DATA SHOWN Block Start

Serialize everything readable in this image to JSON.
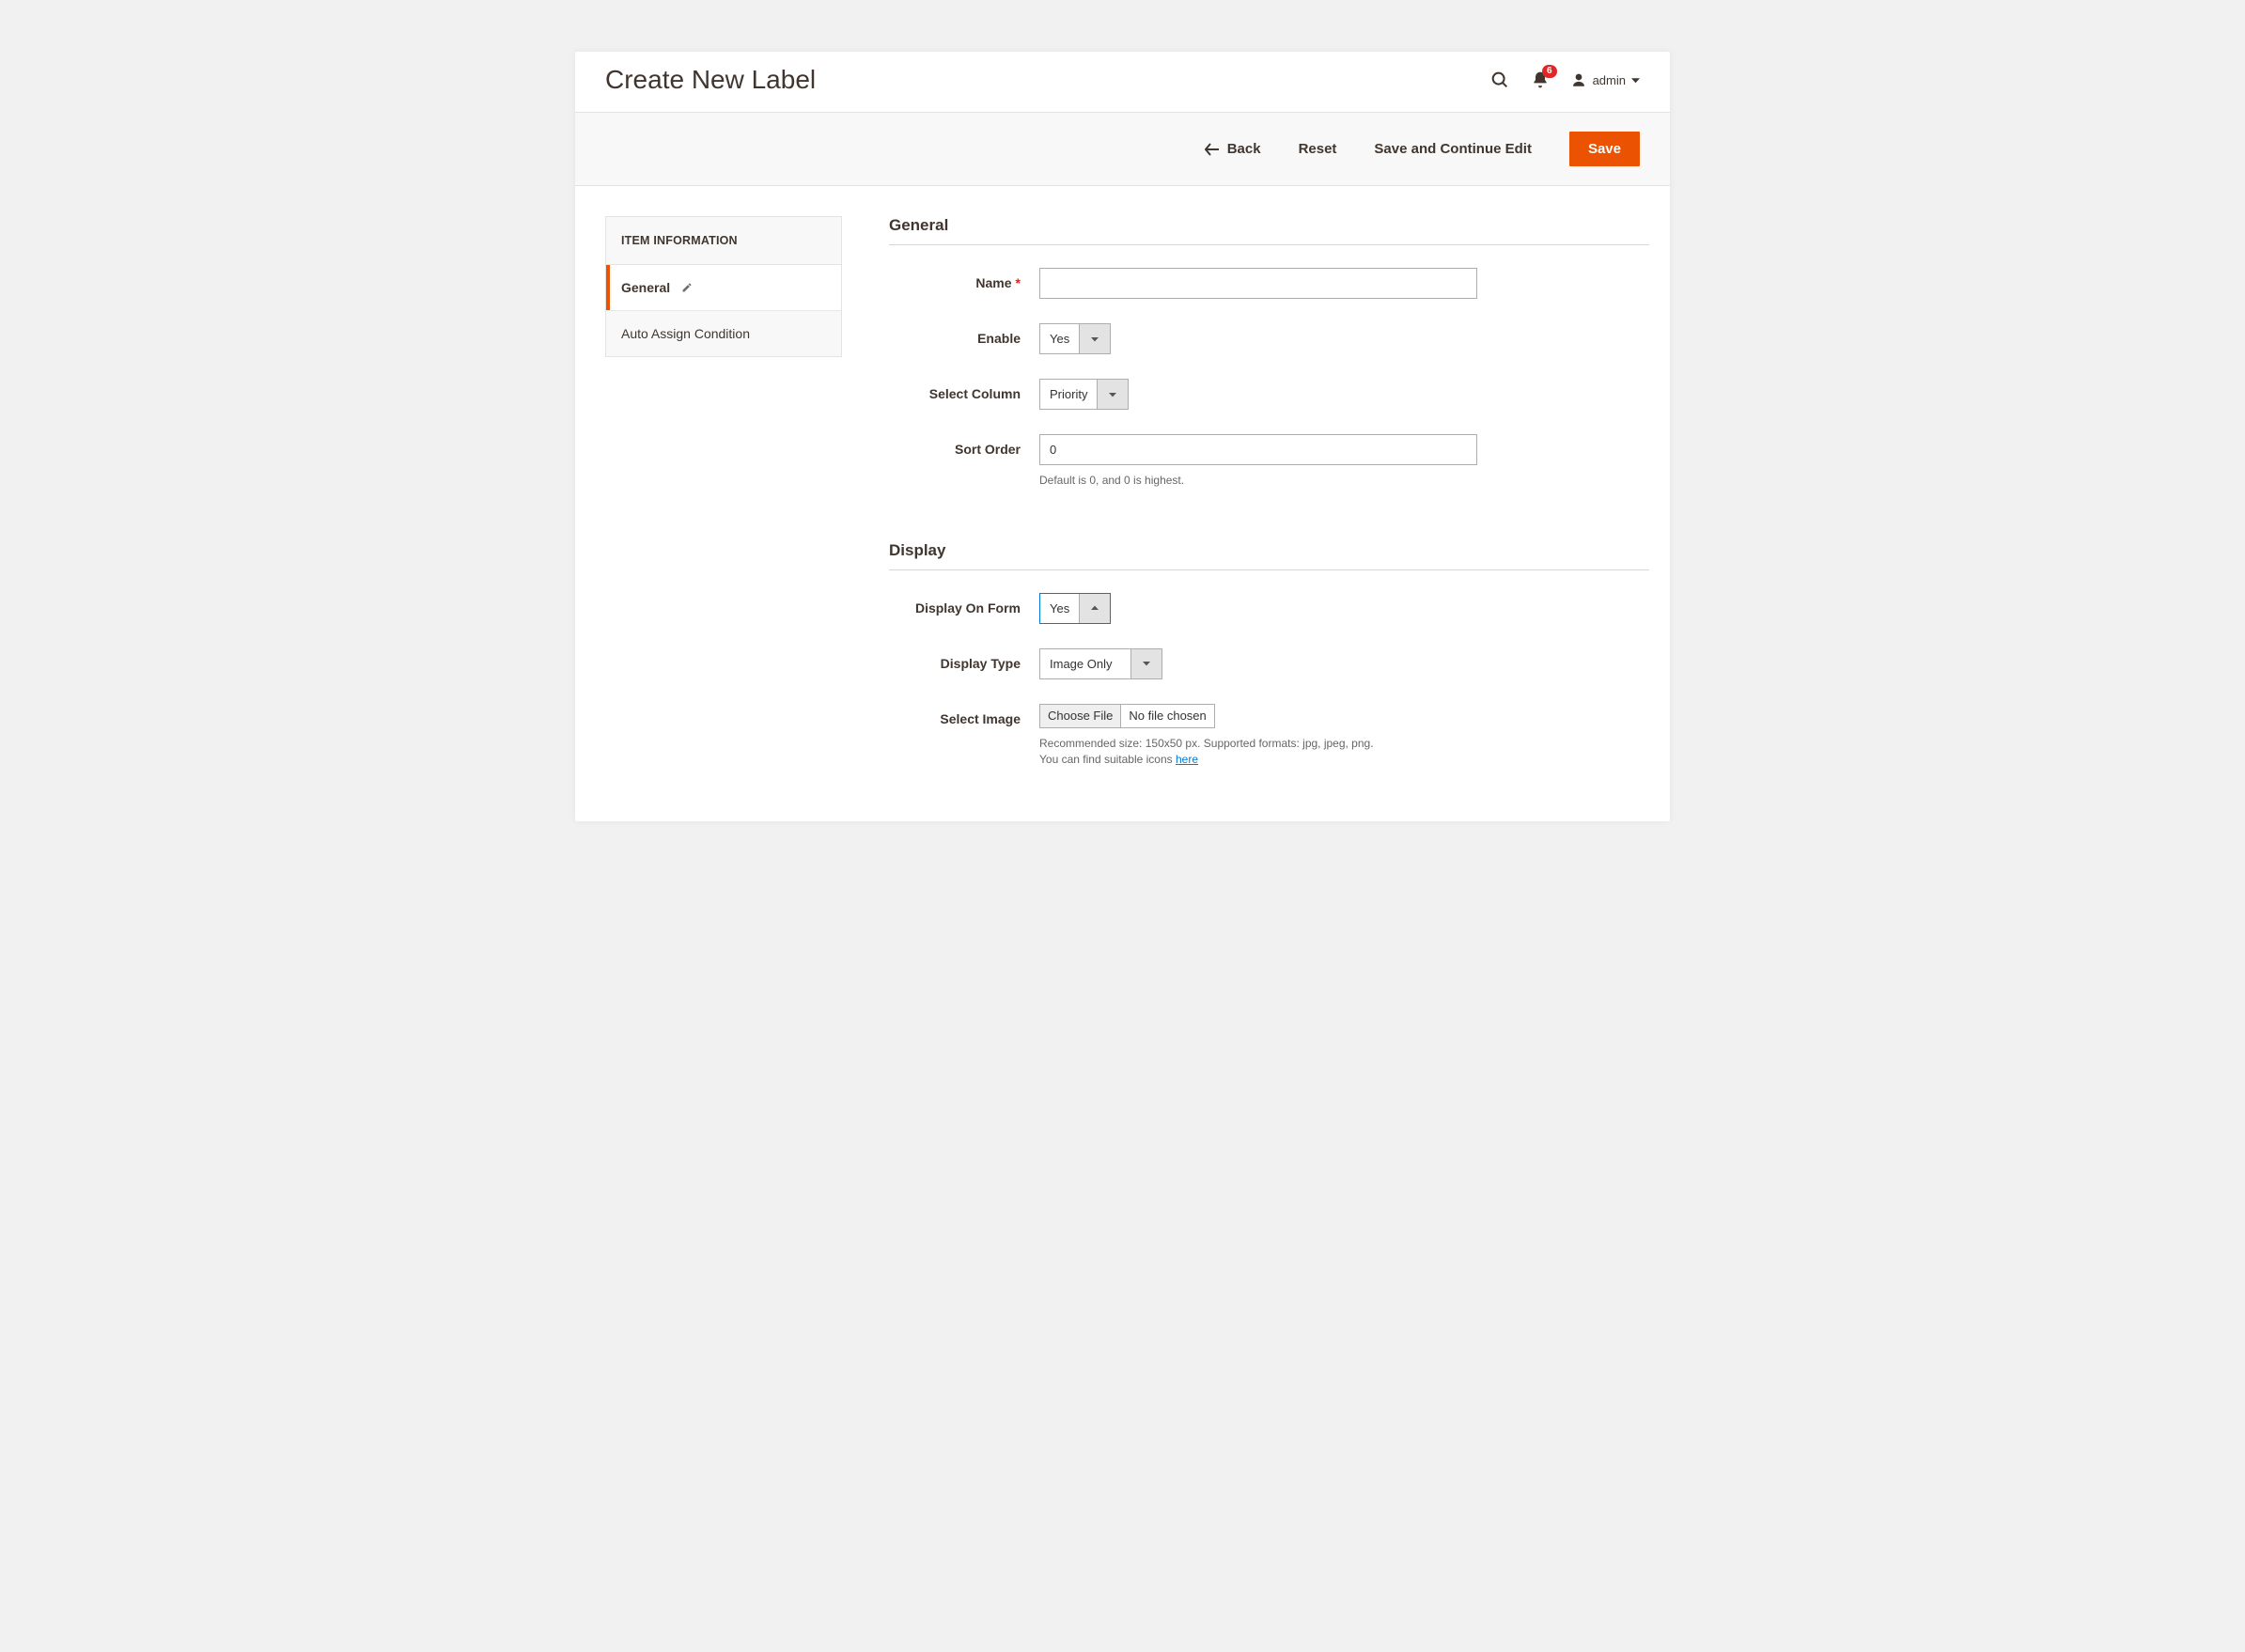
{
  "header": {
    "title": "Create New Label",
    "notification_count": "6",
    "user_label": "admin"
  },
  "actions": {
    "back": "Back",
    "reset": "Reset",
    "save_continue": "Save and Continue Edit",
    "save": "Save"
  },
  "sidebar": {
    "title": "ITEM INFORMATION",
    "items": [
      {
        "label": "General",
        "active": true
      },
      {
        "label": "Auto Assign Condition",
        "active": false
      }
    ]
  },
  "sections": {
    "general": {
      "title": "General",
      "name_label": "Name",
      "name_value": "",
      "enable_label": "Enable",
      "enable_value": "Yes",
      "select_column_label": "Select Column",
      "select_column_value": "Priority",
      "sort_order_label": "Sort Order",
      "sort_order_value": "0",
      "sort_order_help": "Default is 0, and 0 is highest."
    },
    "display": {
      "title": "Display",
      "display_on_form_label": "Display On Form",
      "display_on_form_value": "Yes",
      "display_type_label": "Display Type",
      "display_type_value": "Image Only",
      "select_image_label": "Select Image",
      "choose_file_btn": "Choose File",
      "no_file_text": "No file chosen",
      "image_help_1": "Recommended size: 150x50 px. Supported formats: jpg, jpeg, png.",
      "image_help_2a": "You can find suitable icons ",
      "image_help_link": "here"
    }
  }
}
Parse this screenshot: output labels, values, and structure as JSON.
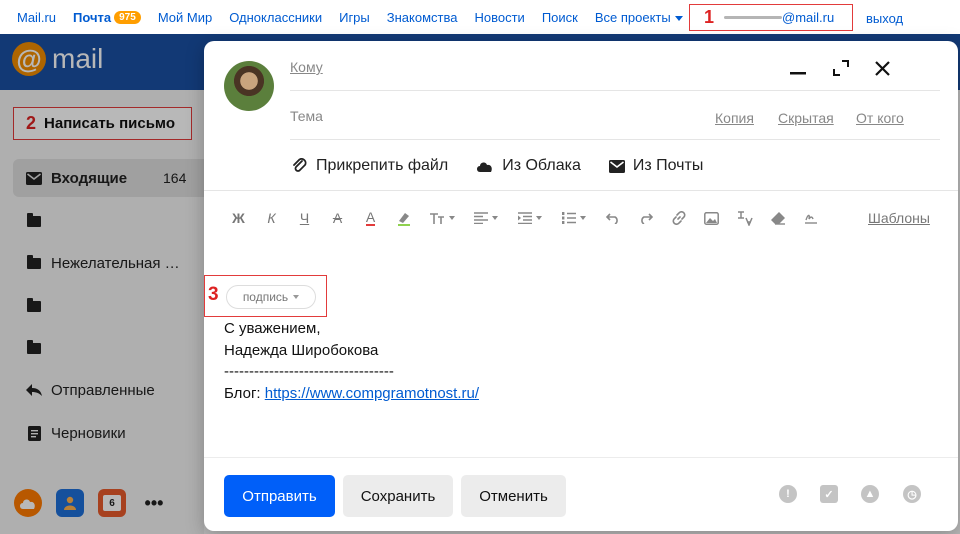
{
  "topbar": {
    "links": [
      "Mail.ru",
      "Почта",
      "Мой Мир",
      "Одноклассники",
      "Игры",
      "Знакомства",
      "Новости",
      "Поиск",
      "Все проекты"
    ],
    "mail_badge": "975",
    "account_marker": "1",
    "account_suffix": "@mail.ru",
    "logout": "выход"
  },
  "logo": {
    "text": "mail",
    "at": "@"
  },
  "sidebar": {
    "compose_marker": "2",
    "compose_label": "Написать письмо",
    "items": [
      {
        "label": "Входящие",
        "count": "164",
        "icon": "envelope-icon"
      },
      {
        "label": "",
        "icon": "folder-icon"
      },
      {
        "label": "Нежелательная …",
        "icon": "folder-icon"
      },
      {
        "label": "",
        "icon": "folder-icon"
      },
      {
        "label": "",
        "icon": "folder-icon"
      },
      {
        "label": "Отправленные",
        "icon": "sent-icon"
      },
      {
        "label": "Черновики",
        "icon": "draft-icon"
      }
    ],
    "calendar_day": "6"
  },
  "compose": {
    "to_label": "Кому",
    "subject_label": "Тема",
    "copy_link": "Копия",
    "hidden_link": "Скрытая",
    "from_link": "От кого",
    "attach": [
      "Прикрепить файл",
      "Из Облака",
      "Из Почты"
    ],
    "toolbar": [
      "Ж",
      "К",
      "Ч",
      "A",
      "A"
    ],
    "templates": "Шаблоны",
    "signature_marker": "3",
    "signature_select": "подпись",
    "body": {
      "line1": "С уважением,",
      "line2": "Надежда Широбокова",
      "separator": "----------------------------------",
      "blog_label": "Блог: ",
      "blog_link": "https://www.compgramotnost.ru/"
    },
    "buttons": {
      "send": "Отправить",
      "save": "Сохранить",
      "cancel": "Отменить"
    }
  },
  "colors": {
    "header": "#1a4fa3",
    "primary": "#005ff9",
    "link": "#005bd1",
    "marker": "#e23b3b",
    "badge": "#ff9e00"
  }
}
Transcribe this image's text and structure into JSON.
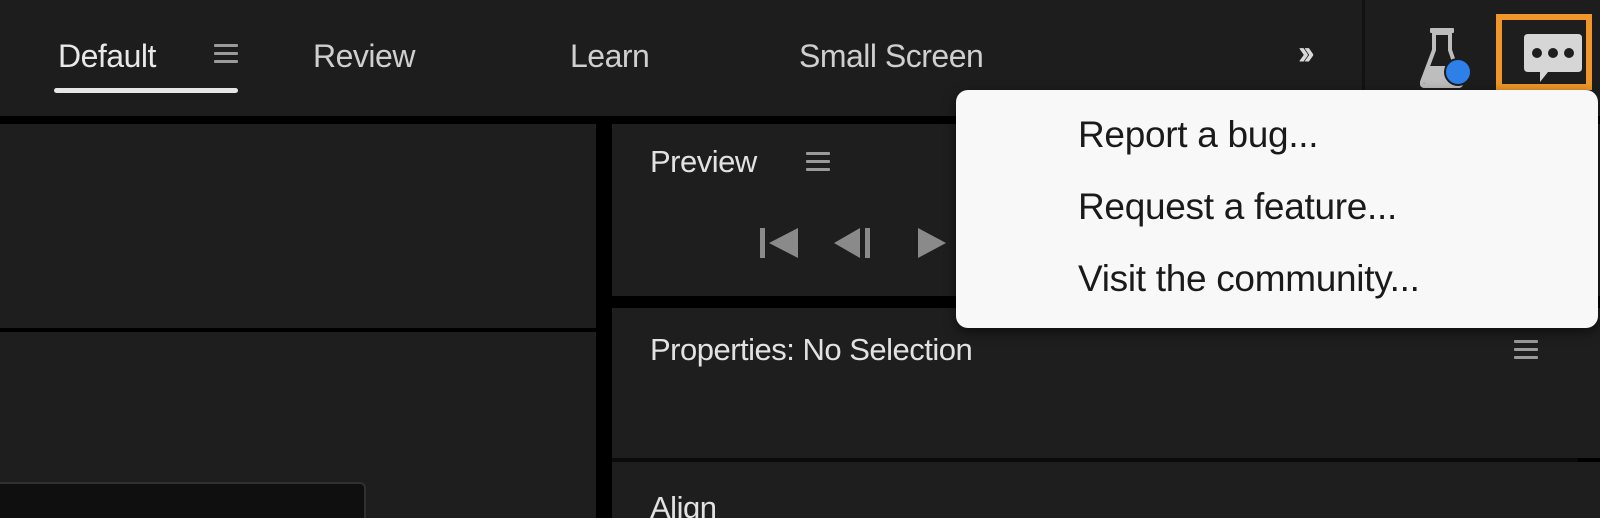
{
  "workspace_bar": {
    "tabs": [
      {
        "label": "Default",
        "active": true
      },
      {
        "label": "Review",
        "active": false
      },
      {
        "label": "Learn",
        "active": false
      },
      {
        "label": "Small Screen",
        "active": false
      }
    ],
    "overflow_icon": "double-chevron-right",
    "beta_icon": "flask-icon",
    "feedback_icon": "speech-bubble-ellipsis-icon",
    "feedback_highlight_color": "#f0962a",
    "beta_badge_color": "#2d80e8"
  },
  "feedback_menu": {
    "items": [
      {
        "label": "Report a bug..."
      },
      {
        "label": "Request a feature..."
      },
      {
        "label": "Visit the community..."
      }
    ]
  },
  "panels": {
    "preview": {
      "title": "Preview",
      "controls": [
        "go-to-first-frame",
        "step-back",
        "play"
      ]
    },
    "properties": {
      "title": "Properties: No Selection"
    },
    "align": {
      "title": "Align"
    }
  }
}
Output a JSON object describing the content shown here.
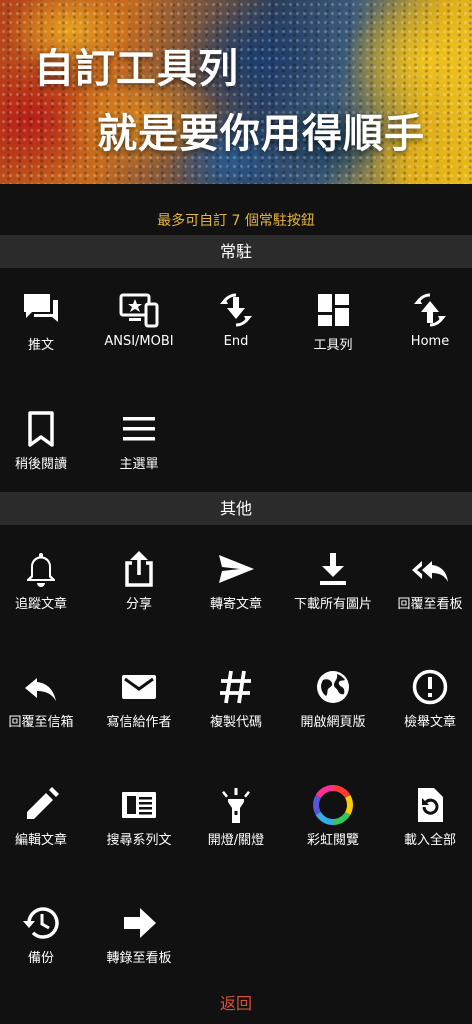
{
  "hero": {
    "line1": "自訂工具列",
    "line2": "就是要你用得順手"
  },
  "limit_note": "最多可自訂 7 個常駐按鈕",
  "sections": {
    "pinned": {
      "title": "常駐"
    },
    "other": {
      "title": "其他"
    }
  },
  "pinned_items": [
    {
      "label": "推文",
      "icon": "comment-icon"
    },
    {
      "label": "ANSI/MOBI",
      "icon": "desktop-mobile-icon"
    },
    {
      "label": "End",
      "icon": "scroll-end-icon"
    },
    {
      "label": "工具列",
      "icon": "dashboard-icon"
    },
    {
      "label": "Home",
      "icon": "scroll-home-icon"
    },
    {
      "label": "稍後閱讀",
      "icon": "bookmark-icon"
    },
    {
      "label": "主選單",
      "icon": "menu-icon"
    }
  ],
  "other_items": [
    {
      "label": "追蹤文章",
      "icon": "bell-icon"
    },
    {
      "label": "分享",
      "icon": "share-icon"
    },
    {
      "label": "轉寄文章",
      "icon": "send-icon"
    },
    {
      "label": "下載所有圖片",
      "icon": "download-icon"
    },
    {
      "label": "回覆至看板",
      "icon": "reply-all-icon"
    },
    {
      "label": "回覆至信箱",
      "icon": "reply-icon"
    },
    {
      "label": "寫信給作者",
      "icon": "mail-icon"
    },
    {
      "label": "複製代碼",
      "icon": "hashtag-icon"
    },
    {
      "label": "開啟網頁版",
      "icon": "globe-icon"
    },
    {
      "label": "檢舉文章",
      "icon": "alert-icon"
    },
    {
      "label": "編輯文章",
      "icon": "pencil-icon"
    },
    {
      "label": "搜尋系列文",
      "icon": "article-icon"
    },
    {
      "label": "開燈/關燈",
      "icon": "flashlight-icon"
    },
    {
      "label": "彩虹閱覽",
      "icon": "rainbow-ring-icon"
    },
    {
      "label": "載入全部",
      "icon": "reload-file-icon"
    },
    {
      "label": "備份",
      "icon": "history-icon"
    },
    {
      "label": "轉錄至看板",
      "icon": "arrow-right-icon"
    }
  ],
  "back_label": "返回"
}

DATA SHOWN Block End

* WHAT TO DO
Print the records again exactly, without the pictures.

* EXERCISE OUTPUT
Serialize everything readable in this image to JSON.
{
  "header": {
    "title": "Create New Label",
    "notification_count": "6",
    "user_label": "admin"
  },
  "actions": {
    "back": "Back",
    "reset": "Reset",
    "save_continue": "Save and Continue Edit",
    "save": "Save"
  },
  "sidebar": {
    "title": "ITEM INFORMATION",
    "items": [
      {
        "label": "General",
        "active": true
      },
      {
        "label": "Auto Assign Condition",
        "active": false
      }
    ]
  },
  "sections": {
    "general": {
      "title": "General",
      "name_label": "Name",
      "name_value": "",
      "enable_label": "Enable",
      "enable_value": "Yes",
      "select_column_label": "Select Column",
      "select_column_value": "Priority",
      "sort_order_label": "Sort Order",
      "sort_order_value": "0",
      "sort_order_help": "Default is 0, and 0 is highest."
    },
    "display": {
      "title": "Display",
      "display_on_form_label": "Display On Form",
      "display_on_form_value": "Yes",
      "display_type_label": "Display Type",
      "display_type_value": "Image Only",
      "select_image_label": "Select Image",
      "choose_file_btn": "Choose File",
      "no_file_text": "No file chosen",
      "image_help_1": "Recommended size: 150x50 px. Supported formats: jpg, jpeg, png.",
      "image_help_2a": "You can find suitable icons ",
      "image_help_link": "here"
    }
  }
}
Parse this screenshot: output labels, values, and structure as JSON.
{
  "topbar": {
    "links": [
      "Mail.ru",
      "Почта",
      "Мой Мир",
      "Одноклассники",
      "Игры",
      "Знакомства",
      "Новости",
      "Поиск",
      "Все проекты"
    ],
    "mail_badge": "975",
    "account_marker": "1",
    "account_suffix": "@mail.ru",
    "logout": "выход"
  },
  "logo": {
    "text": "mail",
    "at": "@"
  },
  "sidebar": {
    "compose_marker": "2",
    "compose_label": "Написать письмо",
    "items": [
      {
        "label": "Входящие",
        "count": "164",
        "icon": "envelope-icon"
      },
      {
        "label": "",
        "icon": "folder-icon"
      },
      {
        "label": "Нежелательная …",
        "icon": "folder-icon"
      },
      {
        "label": "",
        "icon": "folder-icon"
      },
      {
        "label": "",
        "icon": "folder-icon"
      },
      {
        "label": "Отправленные",
        "icon": "sent-icon"
      },
      {
        "label": "Черновики",
        "icon": "draft-icon"
      }
    ],
    "calendar_day": "6"
  },
  "compose": {
    "to_label": "Кому",
    "subject_label": "Тема",
    "copy_link": "Копия",
    "hidden_link": "Скрытая",
    "from_link": "От кого",
    "attach": [
      "Прикрепить файл",
      "Из Облака",
      "Из Почты"
    ],
    "toolbar": [
      "Ж",
      "К",
      "Ч",
      "A",
      "A"
    ],
    "templates": "Шаблоны",
    "signature_marker": "3",
    "signature_select": "подпись",
    "body": {
      "line1": "С уважением,",
      "line2": "Надежда Широбокова",
      "separator": "----------------------------------",
      "blog_label": "Блог: ",
      "blog_link": "https://www.compgramotnost.ru/"
    },
    "buttons": {
      "send": "Отправить",
      "save": "Сохранить",
      "cancel": "Отменить"
    }
  },
  "colors": {
    "header": "#1a4fa3",
    "primary": "#005ff9",
    "link": "#005bd1",
    "marker": "#e23b3b",
    "badge": "#ff9e00"
  }
}
Transcribe this image's text and structure into JSON.
{
  "workspace_bar": {
    "tabs": [
      {
        "label": "Default",
        "active": true
      },
      {
        "label": "Review",
        "active": false
      },
      {
        "label": "Learn",
        "active": false
      },
      {
        "label": "Small Screen",
        "active": false
      }
    ],
    "overflow_icon": "double-chevron-right",
    "beta_icon": "flask-icon",
    "feedback_icon": "speech-bubble-ellipsis-icon",
    "feedback_highlight_color": "#f0962a",
    "beta_badge_color": "#2d80e8"
  },
  "feedback_menu": {
    "items": [
      {
        "label": "Report a bug..."
      },
      {
        "label": "Request a feature..."
      },
      {
        "label": "Visit the community..."
      }
    ]
  },
  "panels": {
    "preview": {
      "title": "Preview",
      "controls": [
        "go-to-first-frame",
        "step-back",
        "play"
      ]
    },
    "properties": {
      "title": "Properties: No Selection"
    },
    "align": {
      "title": "Align"
    }
  }
}
Output a JSON object describing the content shown here.
{
  "hero": {
    "line1": "自訂工具列",
    "line2": "就是要你用得順手"
  },
  "limit_note": "最多可自訂 7 個常駐按鈕",
  "sections": {
    "pinned": {
      "title": "常駐"
    },
    "other": {
      "title": "其他"
    }
  },
  "pinned_items": [
    {
      "label": "推文",
      "icon": "comment-icon"
    },
    {
      "label": "ANSI/MOBI",
      "icon": "desktop-mobile-icon"
    },
    {
      "label": "End",
      "icon": "scroll-end-icon"
    },
    {
      "label": "工具列",
      "icon": "dashboard-icon"
    },
    {
      "label": "Home",
      "icon": "scroll-home-icon"
    },
    {
      "label": "稍後閱讀",
      "icon": "bookmark-icon"
    },
    {
      "label": "主選單",
      "icon": "menu-icon"
    }
  ],
  "other_items": [
    {
      "label": "追蹤文章",
      "icon": "bell-icon"
    },
    {
      "label": "分享",
      "icon": "share-icon"
    },
    {
      "label": "轉寄文章",
      "icon": "send-icon"
    },
    {
      "label": "下載所有圖片",
      "icon": "download-icon"
    },
    {
      "label": "回覆至看板",
      "icon": "reply-all-icon"
    },
    {
      "label": "回覆至信箱",
      "icon": "reply-icon"
    },
    {
      "label": "寫信給作者",
      "icon": "mail-icon"
    },
    {
      "label": "複製代碼",
      "icon": "hashtag-icon"
    },
    {
      "label": "開啟網頁版",
      "icon": "globe-icon"
    },
    {
      "label": "檢舉文章",
      "icon": "alert-icon"
    },
    {
      "label": "編輯文章",
      "icon": "pencil-icon"
    },
    {
      "label": "搜尋系列文",
      "icon": "article-icon"
    },
    {
      "label": "開燈/關燈",
      "icon": "flashlight-icon"
    },
    {
      "label": "彩虹閱覽",
      "icon": "rainbow-ring-icon"
    },
    {
      "label": "載入全部",
      "icon": "reload-file-icon"
    },
    {
      "label": "備份",
      "icon": "history-icon"
    },
    {
      "label": "轉錄至看板",
      "icon": "arrow-right-icon"
    }
  ],
  "back_label": "返回"
}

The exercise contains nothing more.